Recently, Werth laughed about that punch ritual with admiration. Johnson still tells the story of Earl Weaver, managing at Elmira, putting him in the lineup the day after a horrid beaning with his face black-and-blue and cotton still stuffed in his broken nose and blurred vision. Get back on that horse. For months, “I’d be walking down a street, see a ball coming at my head and duck,” Johnson said. “I’d say [to the other players], ‘Didn’t you guys see that thing? It was comin’ right at me.’” More laughter.
This is not aberrant behavior. It is just baseball, pro hardball version. It’s not “pastoral.” Quite a bit of hell-bent is essential. But too much is a disaster.
How do you draw the line? Shouldn’t it be different for every player? Watching someone who is attuned to every nerve in his body, like Jim Palmer, on the same team as a human bruise like Ripken, is like observing Strasburg with Harper: different species at the same watering hole. They both belong there. But each has to learn his own way to survive and thrive.

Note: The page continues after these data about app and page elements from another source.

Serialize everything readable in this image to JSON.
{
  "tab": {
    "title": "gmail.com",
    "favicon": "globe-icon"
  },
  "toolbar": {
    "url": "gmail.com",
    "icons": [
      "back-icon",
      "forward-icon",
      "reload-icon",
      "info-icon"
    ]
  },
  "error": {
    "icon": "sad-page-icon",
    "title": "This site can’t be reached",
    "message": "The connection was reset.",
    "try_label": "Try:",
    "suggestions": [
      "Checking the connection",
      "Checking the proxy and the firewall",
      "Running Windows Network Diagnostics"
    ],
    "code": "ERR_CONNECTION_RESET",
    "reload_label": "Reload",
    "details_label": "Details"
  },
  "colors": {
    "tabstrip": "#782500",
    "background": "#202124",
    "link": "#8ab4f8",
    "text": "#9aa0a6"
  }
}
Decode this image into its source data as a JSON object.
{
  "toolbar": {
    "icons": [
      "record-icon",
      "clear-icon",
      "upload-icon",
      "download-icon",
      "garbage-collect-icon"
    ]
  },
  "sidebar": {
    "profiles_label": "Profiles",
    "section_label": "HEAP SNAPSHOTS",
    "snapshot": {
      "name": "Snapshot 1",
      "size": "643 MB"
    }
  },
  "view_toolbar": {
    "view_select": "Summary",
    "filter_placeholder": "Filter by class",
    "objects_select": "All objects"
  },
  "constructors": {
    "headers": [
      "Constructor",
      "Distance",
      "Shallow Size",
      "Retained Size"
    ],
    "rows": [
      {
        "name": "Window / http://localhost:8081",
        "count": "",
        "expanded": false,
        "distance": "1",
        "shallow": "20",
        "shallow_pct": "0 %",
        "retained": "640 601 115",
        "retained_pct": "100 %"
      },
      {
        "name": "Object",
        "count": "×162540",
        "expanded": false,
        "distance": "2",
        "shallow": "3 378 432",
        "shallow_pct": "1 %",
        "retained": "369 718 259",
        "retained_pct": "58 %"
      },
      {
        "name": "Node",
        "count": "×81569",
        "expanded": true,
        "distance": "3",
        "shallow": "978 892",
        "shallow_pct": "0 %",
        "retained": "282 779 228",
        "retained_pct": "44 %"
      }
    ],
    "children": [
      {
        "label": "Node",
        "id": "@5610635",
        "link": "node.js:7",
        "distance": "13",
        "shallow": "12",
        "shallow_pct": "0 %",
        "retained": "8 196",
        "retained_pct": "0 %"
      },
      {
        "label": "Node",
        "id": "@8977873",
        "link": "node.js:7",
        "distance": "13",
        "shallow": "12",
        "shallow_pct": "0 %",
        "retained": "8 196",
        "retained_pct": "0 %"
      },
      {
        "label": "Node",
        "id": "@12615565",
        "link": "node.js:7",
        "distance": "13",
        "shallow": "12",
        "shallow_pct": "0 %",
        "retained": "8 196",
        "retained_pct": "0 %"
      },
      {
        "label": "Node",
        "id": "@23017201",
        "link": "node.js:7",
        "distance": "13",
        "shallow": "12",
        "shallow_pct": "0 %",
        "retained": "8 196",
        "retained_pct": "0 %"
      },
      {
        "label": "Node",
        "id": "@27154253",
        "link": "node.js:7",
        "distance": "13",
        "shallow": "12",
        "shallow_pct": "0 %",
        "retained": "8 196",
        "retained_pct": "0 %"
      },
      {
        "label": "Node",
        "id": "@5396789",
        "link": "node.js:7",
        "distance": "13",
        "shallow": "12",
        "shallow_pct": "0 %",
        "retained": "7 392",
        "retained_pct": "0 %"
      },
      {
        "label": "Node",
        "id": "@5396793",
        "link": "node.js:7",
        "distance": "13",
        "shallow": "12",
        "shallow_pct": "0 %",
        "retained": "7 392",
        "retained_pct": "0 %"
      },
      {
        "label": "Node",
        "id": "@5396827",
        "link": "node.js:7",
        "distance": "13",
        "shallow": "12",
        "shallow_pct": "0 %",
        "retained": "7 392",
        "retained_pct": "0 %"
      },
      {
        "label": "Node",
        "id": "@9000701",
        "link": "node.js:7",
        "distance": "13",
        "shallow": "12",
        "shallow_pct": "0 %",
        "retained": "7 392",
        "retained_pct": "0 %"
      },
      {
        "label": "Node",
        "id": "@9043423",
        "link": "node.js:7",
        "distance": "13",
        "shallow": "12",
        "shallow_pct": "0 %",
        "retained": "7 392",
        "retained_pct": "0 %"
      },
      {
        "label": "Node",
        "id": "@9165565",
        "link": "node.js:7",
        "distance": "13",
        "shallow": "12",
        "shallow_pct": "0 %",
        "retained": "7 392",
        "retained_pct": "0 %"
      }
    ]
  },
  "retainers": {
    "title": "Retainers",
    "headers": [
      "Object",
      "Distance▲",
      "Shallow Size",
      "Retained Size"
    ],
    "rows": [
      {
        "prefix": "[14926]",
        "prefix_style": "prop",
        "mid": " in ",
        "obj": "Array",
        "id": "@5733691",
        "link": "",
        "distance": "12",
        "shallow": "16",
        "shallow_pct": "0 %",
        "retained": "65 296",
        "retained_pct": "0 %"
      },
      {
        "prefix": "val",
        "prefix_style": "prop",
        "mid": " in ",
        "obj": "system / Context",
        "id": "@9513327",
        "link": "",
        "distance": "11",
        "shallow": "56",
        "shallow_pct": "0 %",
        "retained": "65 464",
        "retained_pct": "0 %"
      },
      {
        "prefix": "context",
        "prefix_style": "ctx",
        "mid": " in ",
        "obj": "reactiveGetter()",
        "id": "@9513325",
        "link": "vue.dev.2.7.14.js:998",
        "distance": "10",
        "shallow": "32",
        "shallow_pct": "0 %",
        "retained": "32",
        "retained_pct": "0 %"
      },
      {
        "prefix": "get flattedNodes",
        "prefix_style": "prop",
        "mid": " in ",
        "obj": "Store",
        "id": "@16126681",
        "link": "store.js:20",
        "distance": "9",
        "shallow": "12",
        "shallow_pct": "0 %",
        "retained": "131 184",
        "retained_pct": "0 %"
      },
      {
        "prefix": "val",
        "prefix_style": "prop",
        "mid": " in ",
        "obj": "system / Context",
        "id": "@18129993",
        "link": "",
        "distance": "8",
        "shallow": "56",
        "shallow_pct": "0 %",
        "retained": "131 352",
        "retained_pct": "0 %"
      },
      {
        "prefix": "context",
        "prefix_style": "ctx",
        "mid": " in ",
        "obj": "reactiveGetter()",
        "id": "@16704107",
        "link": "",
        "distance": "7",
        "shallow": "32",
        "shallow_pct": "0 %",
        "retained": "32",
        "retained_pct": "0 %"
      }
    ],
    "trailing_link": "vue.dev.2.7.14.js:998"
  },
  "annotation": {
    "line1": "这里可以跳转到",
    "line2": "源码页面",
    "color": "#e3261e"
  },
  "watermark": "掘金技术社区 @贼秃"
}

The Nats, as they rise in the sport, are learning many things. And so are those who supervise them.
On Thursday, Rizzo and I stood by the batting cage and talked about care of injuries. Rizzo emphasized that treatment of day-to-day injuries, such as Harper’s, are entirely different than major procedures, with six- to 18-month rehabilitation periods, such as Tommy John or labrum surgery. The problem, Rizzo said, was that Harper has to learn how to play smarter when banged up. His two headfirst slides last Sunday were both on poor-judgment, unnecessary plays.
“It is just youth,” Rizzo said. “He’ll learn. They all do.”
That sounded sensible to me. But sometimes the moral of the story, and the measure of your own stupidity, is standing in front of you. As we talked, Harper was taking batting practice, trying to hit the Camden Yards warehouse, after doing some light running in the outfield. Cool, what a stud.
By the time the Nats plane landed in Atlanta that night, Harper was limping and, by Saturday, he was — finally, mercifully — on the DL.
This is all part of the Nats’ learning curve, each player absorbing his own often-painful lessons. Johnson and Rizzo always say they “err on the side of caution.” But the results, the thing you’re judged by, haven’t been agreeing.
At the moment, the Nats would look at the Kon Tiki and say, “That raft looks pretty safe for ocean travel, right?” They may need to think again.
For previous columns by Thomas Boswell, visit washingtonpost.com/boswell.